Immune thrombocytopenia (ITP) can bring about short-term and long-term considerations for your health. The severity of ITP varies, so you may not need to make significant lifestyle changes. If your ITP is severe and your platelet count is extremely low, your doctor may recommend that you do make some changes. You might even find the changes helpful in symptom management.

Read on to learn more about some of the lifestyle changes you might need to make following an ITP diagnosis. Be sure to talk with your doctor about any lifestyle changes you’re considering.

An ITP diagnosis doesn’tmean you can’t exercise or stay active. Regular exercise is beneficial for long-term health for everyone. However, you may need to adjust the typesof activities you participate in.

Contact sports aren’t considered safe because of the risk of high-impact injuries that can lead to bleeding. Some of these activities include:
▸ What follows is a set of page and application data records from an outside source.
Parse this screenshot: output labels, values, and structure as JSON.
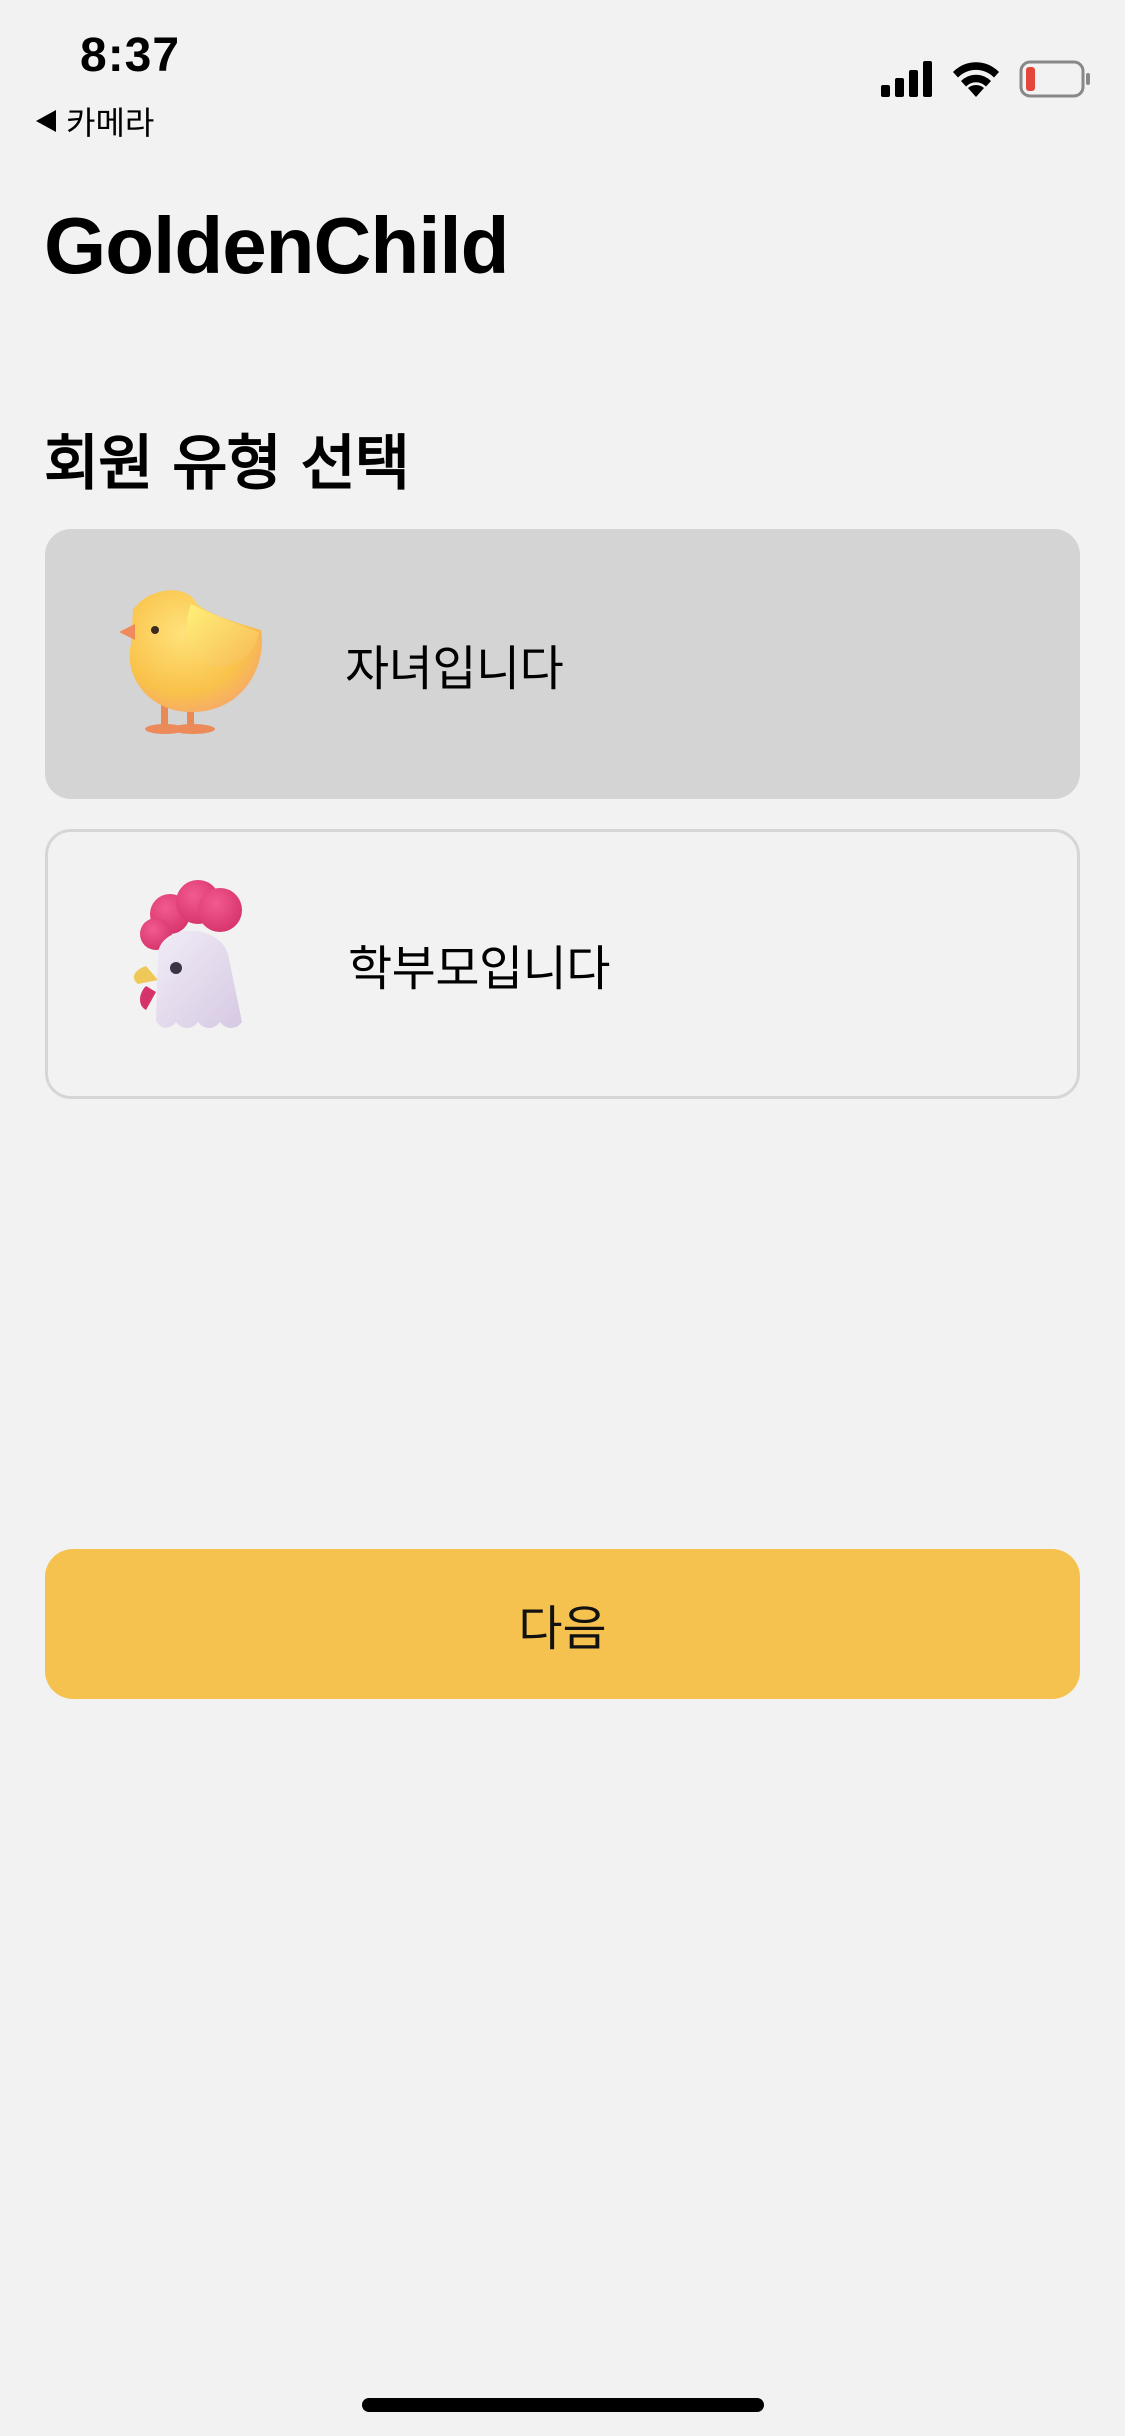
{
  "status_bar": {
    "time": "8:37",
    "back_label": "카메라",
    "icons": [
      "signal-icon",
      "wifi-icon",
      "battery-icon"
    ],
    "battery_color": "#e5463a"
  },
  "app": {
    "title": "GoldenChild"
  },
  "member_type": {
    "title": "회원 유형 선택",
    "options": [
      {
        "label": "자녀입니다",
        "icon": "chick-icon",
        "selected": true
      },
      {
        "label": "학부모입니다",
        "icon": "rooster-icon",
        "selected": false
      }
    ]
  },
  "actions": {
    "next_label": "다음"
  },
  "colors": {
    "background": "#f2f2f2",
    "selected_card": "#d4d4d4",
    "accent": "#f6c24f"
  }
}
  • tackle football
  • soccer
  • basketball
  • skiing
    or snowboarding

You may be able to safely participate in other sports, such as:

  • tennis
  • swimming
  • track
  • ping

Also, if you ride a bike, a helmet is a necessity when you have ITP.

ITP may cause bruises (purpura) and small, scattered rash-like bruising (petechiae) to spontaneously appear on your skin. You might see these symptoms even if you don’t participate in contact sports. However, taking extra precautions when participating in activities can prevent excessive bleeding from internal and external wounds if you’re injured.

If you are injured, a lack of platelets can make it difficult to stop bleeding. You and your doctor can discuss what activities you could safely participate in depending on your platelet count. A normal level falls somewhere between 140,000 and 450,000 platelets per microliter of blood, according to the National Heart, Lung, and Blood Institute.

Certain medications and supplements can increase your bleeding risk. Taking such medications could double your risk if you have a low platelet count.

You should avoid taking over-the-counter pain medications, such as ibuprofen (Advil, Motrin IB) and aspirin. Your doctor may recommend acetaminophen for occasional pain.

Your doctor will also weigh the benefits versus the risks of certain prescription medications that can cause bleeding, such as blood-thinning agents like warfarin. You should avoid prescription-strength ibuprofen and other types of NSAIDs due to the risk of stomach or intestinal bleeding. Selective serotonin reuptake inhibitors (SSRIs) can increase the risk of internal bleeding as well. When SSRIs are combined with NSAIDs, the risk of bleeding becomes even higher.

Tell your doctor about any supplements or herbs you take. Certain supplements such as higher doses of omega-3 fatty acids can interfere with blood clotting and possibly immune function. You may need to avoid these.

Alcohol may be beneficial for some adults. Red wine may lower their risk of cardiovascular disease. However, some researchers believe this is due to the substances in wine that come from grapes, such as antioxidants and flavonoids, rather than red wine itself. The key for health is that if you drink alcohol, only drink moderately: This means no more than one 5-ounce glass of wine for women and two 5-ounce glasses for men per day.

Alcohol and ITP aren’t always a healthy mix. The main concern is alcohol’s platelet-lowering capabilities. Long-term alcohol use can also damage your liver and bone marrow, which are important in platelet production. As well, alcohol is a depressant. It can make you tired, but also keep you up at night. Such effects aren’t helpful if you’re dealing with an ongoing illness.

After an ITP diagnosis, talk to your doctor if you drink alcohol. They will likely recommend you stop drinking — at least until your platelet counts normalize.

Your diet can play a role in your ITP treatment plan. A healthy, balanced diet is important for all adults. But when you have ITP, eating the right foods can help you feel better and more energetic.

Certain nutrients, such as vitamin K and calcium, have natural components important to blood clotting. You can find both in dark leafy greens such as spinach and kale. Calcium is also widely available in dairy products. The European Group for Blood and Marrow Transplantation recommends that you might need to avoid consuming too much dairy because it may worsen symptoms of autoimmune diseases like ITP. Vitamin D supplementation may also have a role in boosting the immune system in ITP, especially if vitamin D levels are low.

You may also consider other dietary measures:

  • Eat organic foods when possible.
  • Swap saturated (animal) and trans (man-made)
    fats for plant-based versions, such as avocados.
  • Limit red meats.

Avoid potentially antiplatelet fruits, such as berries, tomatoes, and grapes.

Changing your job is another consideration if it’s physically demanding or puts you at a high risk for injury. You may consider talking to your employer about ways you can stay on the job while minimizing safety risks.

You may also take some of the following precautions to prevent your risk of injury:

  • Always wear a seatbelt (even if you’re not
  • Take care when preparing food, especially when
    using knives.
  • Wear protective gloves when you use power tools.
  • Be careful around pets. If you have dogs or cats,
    make sure their nails aren’t sharp so they can’t scratch you.
  • Swap your traditional razor for an electric one
    to prevent cuts.
  • Use only soft-bristle toothbrushes.